What genuinely makes a difference in a couple’s ability and willingness to nurture and maintain their relationship? Rhoda Berlin and Harriet Cannon, both highly insightful psychotherapists, address this significant question through a series of fictional case studies of multicultural and multiethnic couples.
Each couple’s story demonstrates a crucial concept, such as ethnocentrism, the belief that one’s own culture is always right; cultural universal, an element, pattern or institution that is common in some form to all human cultures, such as age-related roles; and acculturation, adapting to the patterns or customs of a new culture.
Other impediments to relationship harmony that are illustrated by the couples’ case studies include: cultural loss, the experience of moving out of one’s culture, social class or ethnic enclave resulting in a sense of estrangement; subculture, membership in an in-group within the majority culture, such as the military or a sorority; cultural grieving, the inability to overcome the loss from migrating to another country or marrying into a different type of family culture; cultural identity, the culture we identify with and feel as a “second skin;” and code switching, the ability to move fluently from one language and cultural context to another.
Children accomplish cultural shifts most easily, code switching from their family’s way of life to a new language or social mores within months. Middle-aged people tend to resist change, hanging on to their traditional life-ways. Older persons may never make a successful shift out of their traditional culture, religion or social class.
Particularly revealing is the notion that people socialized in an individualistic culture, such as America, Canada, the British Isles, Australia, New Zealand or Western Europe, have a demonstrably different social context for relating than people growing up in a collectivist type society. For instance, the extended family remains a major concern for persons growing up in such areas as rural China, Asia, Eastern Europe or India.
Rather than cherishing an improved career or making lifestyle improvements through geographic changes, as in individualistic cultures, extended family-oriented persons are unwilling to sacrifice traditional values of support, loyalty and social approval. For example, a partially acculturated wife who grew up with the expectation that she must cater to her culturally grieving mother’s unceasing demands will find her more successfully adapted husband very unsympathetic to such arrangements.

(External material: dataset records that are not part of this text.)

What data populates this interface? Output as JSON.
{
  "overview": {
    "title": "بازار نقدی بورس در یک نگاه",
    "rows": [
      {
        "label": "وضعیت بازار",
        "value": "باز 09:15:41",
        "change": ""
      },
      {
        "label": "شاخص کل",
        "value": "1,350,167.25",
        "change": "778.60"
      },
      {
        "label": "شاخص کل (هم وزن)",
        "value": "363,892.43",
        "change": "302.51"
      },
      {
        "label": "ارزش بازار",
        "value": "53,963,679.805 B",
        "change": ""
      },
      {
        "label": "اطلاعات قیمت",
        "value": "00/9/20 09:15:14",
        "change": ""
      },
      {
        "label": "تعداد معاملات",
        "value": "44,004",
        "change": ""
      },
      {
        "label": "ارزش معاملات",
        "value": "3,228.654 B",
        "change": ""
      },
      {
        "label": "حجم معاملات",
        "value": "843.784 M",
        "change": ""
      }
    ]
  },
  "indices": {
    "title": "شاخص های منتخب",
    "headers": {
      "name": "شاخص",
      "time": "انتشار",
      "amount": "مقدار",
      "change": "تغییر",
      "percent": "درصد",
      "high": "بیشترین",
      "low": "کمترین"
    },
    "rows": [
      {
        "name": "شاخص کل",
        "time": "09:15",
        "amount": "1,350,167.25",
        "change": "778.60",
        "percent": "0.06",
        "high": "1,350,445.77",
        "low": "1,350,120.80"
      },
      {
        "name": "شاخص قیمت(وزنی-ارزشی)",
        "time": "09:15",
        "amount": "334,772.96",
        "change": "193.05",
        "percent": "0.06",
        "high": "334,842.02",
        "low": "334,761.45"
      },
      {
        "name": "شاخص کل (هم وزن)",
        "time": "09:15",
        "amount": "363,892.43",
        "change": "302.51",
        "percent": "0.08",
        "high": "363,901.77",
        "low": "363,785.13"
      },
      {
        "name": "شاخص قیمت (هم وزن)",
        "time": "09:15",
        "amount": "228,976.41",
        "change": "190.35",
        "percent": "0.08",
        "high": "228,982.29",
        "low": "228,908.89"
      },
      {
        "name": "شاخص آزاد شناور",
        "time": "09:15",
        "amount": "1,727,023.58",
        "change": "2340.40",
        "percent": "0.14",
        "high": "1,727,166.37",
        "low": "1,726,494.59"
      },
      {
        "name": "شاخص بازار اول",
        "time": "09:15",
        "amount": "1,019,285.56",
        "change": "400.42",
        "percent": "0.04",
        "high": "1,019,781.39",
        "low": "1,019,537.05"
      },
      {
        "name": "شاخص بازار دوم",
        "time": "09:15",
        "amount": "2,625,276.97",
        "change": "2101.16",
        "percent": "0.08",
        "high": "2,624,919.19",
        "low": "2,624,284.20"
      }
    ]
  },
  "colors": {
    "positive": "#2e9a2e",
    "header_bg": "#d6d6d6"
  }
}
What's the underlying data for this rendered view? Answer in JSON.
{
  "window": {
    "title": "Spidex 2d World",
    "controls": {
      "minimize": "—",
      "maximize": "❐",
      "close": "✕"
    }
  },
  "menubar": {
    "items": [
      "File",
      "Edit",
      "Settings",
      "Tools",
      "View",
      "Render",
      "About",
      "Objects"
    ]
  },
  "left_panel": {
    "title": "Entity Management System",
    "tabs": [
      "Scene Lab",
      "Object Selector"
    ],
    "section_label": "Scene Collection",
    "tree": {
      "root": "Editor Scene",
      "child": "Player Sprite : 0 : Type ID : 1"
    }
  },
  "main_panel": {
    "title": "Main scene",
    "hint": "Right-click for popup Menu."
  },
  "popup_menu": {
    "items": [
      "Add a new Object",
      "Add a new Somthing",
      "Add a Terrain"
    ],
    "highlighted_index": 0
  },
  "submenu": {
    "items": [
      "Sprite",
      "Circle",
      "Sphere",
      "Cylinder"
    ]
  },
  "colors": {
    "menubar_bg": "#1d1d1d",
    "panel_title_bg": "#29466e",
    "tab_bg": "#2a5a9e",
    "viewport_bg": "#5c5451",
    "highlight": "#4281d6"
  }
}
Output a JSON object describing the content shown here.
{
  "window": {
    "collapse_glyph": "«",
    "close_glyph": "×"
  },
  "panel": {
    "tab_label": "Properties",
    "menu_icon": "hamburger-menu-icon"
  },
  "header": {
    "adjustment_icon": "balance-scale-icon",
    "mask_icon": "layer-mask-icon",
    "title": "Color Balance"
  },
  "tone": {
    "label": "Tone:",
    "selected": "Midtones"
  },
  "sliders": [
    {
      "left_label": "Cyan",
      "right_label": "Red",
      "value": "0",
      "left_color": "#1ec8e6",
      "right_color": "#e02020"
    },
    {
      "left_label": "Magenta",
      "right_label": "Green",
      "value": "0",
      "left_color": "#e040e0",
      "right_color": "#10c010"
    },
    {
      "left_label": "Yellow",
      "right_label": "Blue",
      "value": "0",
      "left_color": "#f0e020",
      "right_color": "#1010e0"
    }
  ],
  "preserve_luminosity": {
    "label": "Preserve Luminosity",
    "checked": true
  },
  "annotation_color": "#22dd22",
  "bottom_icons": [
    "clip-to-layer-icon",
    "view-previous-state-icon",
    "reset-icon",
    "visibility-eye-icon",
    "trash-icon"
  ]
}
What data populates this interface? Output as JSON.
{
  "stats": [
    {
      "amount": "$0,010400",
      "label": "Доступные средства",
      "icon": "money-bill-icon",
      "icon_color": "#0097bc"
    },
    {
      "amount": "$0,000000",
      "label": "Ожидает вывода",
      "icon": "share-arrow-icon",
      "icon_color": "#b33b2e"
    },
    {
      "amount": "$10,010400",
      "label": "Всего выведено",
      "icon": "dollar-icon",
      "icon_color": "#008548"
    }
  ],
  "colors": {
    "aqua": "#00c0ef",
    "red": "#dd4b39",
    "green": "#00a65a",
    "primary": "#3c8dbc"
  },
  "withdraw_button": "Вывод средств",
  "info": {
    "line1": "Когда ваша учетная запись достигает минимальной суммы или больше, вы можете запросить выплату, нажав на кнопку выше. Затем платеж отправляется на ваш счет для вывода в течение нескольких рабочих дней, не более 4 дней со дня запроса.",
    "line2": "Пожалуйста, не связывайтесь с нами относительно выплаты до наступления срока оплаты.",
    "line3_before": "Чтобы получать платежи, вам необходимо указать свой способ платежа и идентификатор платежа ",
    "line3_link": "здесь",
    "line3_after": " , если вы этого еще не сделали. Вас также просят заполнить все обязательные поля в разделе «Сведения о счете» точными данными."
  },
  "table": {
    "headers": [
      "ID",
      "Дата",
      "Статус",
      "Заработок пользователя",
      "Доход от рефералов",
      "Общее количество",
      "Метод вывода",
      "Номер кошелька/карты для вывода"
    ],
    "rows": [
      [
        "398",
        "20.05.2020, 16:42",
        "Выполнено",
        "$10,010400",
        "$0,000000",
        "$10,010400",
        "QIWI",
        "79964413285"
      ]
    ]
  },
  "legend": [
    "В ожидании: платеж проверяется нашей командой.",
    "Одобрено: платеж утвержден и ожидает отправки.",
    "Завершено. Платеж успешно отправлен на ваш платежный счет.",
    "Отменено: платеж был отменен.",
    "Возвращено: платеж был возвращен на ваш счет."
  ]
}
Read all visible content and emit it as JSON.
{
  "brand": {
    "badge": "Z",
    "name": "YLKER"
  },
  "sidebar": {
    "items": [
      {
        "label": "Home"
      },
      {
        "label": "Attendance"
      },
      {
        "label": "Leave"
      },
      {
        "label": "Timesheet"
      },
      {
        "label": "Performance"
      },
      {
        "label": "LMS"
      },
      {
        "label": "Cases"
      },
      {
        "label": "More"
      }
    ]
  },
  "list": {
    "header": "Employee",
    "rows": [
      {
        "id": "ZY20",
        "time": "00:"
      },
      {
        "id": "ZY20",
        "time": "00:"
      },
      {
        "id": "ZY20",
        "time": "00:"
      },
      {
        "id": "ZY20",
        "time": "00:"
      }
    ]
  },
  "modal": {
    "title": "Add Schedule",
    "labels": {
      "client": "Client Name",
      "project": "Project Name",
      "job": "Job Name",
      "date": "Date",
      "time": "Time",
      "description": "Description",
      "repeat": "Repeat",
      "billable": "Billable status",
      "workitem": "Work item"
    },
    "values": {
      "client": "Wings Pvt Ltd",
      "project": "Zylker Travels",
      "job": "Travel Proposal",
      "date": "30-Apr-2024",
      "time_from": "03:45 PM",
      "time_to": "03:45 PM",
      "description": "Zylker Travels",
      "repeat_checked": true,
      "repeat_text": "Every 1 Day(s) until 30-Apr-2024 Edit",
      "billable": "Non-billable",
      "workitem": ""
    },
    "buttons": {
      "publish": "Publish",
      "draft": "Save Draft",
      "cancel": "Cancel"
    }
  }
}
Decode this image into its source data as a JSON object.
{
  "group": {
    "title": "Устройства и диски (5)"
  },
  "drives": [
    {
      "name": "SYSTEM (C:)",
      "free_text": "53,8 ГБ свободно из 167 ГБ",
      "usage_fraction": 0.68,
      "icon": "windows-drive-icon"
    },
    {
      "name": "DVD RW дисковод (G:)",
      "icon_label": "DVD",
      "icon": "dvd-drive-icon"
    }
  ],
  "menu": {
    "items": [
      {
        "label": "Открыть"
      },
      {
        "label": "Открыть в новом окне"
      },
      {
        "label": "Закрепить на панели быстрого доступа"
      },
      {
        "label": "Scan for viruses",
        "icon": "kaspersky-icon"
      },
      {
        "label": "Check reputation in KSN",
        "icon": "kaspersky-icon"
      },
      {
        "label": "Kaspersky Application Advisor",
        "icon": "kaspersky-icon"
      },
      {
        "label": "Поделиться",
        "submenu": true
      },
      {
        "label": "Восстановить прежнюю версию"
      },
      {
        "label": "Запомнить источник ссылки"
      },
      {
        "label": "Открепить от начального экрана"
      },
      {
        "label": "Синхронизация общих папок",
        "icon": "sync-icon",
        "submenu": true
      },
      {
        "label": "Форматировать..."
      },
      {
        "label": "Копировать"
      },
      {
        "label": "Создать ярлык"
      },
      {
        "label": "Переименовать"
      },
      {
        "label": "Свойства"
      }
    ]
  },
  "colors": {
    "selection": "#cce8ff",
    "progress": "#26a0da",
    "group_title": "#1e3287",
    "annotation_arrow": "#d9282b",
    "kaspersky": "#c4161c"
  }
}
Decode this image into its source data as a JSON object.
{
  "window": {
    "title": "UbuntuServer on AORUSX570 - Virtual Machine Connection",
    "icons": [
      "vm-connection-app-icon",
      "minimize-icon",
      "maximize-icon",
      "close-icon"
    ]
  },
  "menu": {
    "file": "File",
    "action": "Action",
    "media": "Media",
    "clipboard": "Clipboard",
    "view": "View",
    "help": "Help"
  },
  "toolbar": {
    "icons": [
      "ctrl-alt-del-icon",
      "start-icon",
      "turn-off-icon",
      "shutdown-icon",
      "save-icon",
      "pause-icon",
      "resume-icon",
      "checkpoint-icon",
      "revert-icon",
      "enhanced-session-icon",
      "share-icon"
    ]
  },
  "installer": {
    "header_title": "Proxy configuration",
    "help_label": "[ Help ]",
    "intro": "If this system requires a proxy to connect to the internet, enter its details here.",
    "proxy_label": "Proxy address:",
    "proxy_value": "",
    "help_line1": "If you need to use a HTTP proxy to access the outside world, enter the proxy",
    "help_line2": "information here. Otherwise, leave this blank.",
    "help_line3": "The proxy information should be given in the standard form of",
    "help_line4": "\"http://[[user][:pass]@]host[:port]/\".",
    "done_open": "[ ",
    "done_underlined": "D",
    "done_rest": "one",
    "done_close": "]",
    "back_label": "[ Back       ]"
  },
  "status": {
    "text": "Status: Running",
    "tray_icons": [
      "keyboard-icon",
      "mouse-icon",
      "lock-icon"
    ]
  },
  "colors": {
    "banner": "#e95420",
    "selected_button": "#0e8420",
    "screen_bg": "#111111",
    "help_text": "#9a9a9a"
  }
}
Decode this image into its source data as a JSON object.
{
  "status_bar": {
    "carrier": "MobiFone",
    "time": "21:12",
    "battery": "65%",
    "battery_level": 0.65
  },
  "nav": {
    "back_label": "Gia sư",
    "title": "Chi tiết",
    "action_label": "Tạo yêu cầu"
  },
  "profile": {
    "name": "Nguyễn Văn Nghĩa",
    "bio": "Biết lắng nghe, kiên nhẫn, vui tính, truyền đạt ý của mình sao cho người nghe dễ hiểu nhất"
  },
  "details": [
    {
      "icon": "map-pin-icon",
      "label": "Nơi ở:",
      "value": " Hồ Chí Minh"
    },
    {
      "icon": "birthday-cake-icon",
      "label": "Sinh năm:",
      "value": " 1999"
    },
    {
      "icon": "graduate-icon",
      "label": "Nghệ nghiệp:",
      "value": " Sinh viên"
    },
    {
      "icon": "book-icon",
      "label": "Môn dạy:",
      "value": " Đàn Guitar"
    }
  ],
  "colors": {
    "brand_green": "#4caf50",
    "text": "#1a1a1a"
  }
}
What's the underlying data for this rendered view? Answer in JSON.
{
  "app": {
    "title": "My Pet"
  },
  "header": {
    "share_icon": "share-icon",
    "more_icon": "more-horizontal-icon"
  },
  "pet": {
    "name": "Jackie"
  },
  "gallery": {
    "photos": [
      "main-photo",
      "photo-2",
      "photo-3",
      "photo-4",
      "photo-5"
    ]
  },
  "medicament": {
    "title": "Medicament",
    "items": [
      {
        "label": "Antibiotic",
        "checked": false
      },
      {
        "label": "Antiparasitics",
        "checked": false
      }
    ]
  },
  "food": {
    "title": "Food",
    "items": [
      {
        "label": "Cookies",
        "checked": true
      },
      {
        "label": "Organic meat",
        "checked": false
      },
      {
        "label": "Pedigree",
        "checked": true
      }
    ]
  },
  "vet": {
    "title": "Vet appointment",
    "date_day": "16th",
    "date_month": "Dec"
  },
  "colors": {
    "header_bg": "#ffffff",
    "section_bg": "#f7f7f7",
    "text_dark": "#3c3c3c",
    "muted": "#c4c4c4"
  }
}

Multicultural and multiethnic couples get especially hung-up in the shift from early to later stages of their relationship, such as when they encounter the extended family. Let’s highlight one case. William, an American, had an uncle who served in World War II and had returned from that war profoundly impacted by years of internment in a Japanese prison camp. William’s implicit family rule of “never buy Japanese” proved to be a serious drawback for his new companion, Eve, a Japanese-American woman, who had suffered the indignities of living as a child in an American prison camp simply because she was Japanese. Eve experienced “hidden trauma” as she confronted the family’s prejudice and discrimination, contributing to her withdrawal, but William insisted they work out their difficulties. Through counseling, Eve and William developed a “big picture” of their situation, encouraging the extended family to leave their ethnocentrism behind. Now, family members even buy Japanese cars!
Social class differences can be nearly as disruptive as ethnic or racial distinctions. Take the situation of an Indian couple, one from a Brahmin family and the other from a middle class background. The authors portray how cultural differences in their parents’ cooking, gift giving, household décor or child rearing practices can readily upset a couple’s harmony.
Mixed Blessings is a fascinating and educational guide to understanding and healing couples’ relationships under pressure from ethnic, geographic, racial, social class and other cultural disparities. Not only do the authors provide incredibly lucid portraits of couples’ differences that make a difference, but they also indicate steps couples can take to minimize or eradicate apparent diversities.
I strongly recommend this book for its courageous leap forward to elucidate the “hidden culture” that separates and divides loving families and especially for the authors’ substantial skills in showing us the various ways of healing the breaches.
Travelers, educators and students going abroad, along with business people who want a better understanding of how to recognize and bridge cultural gaps would also benefit from reading Mixed Blessings.